In the 1990s, I often worked with a Nikkor 35mm PC (perspective control) wide angle lens.
This allowed for a degree of correction using a shifting front element to minimize the effects of convergence of vertical lines on the film plane.
In this November 1992 view of Washington Union Station, I made good use of perspective control to keep front of the building from the appearance of falling away from the viewer. (A common complaint with wide angle architectural views).
While a very useful tool, I eventually sold the lens because I felt that it wasn’t sufficiently sharp in the corners, also it was comparatively slow (just f3.5 at its widest aperture.).
It’s always fun to play with a new piece of equipment. I’d just bought a 16mm flat field Hologon super wide angle lens for my Contax G2 and I used this to make some dramatic photos inside Washington Union.
This lens is specially corrected to eliminate barrel distortion (commonly associated with super wide lens design) but it must be kept completely level to avoid perspective convergence to vertical lines in the image. A bubble-level is provided in the clip-on viewfinder to aid with the leveling process.

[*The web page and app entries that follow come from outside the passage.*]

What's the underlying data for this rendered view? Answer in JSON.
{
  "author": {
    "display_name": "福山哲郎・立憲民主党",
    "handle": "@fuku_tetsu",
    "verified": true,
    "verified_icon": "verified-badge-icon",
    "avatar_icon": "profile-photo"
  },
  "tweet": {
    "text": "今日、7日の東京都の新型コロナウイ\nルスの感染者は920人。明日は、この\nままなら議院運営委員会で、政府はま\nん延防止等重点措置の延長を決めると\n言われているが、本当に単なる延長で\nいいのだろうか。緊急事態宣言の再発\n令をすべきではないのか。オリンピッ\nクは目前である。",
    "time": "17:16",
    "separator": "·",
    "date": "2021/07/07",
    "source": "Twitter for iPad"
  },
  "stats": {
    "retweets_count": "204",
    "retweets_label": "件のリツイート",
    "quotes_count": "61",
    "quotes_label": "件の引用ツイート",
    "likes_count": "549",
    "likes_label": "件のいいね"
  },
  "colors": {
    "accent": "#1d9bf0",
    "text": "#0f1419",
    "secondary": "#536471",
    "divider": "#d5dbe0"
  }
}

For this image, rather than make any effort to keep the camera level, I happily embraced the effect of perspective convergence to make for a dramatic image of Washington Union’s magnificent barrel-vault ceiling.